→ **Task to carry out**: Which lines of the entries below hold the word "description"? Report each of them.

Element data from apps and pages

^^^^^^^^

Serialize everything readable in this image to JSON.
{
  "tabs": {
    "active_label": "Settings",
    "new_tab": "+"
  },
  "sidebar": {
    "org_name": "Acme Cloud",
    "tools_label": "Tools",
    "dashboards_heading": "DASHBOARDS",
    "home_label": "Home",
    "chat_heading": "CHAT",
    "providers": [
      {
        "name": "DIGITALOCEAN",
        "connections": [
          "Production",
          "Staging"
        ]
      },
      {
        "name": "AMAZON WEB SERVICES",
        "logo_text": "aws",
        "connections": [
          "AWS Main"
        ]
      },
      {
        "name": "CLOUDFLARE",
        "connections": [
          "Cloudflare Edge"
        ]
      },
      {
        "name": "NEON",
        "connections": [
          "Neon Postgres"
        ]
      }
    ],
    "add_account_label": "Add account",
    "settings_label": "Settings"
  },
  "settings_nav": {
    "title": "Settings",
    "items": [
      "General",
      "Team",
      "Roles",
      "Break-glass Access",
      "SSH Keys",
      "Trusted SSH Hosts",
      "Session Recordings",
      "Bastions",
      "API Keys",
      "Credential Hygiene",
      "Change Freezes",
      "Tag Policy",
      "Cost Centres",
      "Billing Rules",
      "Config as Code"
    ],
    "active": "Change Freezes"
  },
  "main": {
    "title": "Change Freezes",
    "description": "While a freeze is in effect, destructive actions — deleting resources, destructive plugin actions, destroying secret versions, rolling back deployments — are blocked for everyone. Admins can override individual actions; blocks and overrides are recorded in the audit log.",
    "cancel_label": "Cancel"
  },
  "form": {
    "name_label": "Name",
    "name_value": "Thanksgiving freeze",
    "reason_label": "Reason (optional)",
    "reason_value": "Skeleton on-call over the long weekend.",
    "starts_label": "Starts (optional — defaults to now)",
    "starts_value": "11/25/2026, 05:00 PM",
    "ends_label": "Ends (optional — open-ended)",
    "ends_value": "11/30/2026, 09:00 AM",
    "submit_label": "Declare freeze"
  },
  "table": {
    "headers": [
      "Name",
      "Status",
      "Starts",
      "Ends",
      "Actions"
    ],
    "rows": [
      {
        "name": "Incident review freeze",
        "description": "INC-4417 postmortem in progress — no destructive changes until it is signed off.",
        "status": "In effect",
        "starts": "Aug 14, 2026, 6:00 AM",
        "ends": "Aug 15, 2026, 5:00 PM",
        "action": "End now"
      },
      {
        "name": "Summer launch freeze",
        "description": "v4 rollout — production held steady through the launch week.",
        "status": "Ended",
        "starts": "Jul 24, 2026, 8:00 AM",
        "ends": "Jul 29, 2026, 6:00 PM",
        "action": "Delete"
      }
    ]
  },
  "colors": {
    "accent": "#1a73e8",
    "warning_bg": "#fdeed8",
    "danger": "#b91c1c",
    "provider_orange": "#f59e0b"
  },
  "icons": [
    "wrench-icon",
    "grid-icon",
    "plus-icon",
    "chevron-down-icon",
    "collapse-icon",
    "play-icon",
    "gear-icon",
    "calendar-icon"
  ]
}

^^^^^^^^

→ **Response**:
    "description": "While a freeze is in effect, destructive actions — deleting resources, destructive plugin actions, destroying secret versions, rolling back deployments — are blocked for everyone. Admins can override individual actions; blocks and overrides are recorded in the audit log.",
        "description": "INC-4417 postmortem in progress — no destructive changes until it is signed off.",
        "description": "v4 rollout — production held steady through the launch week.",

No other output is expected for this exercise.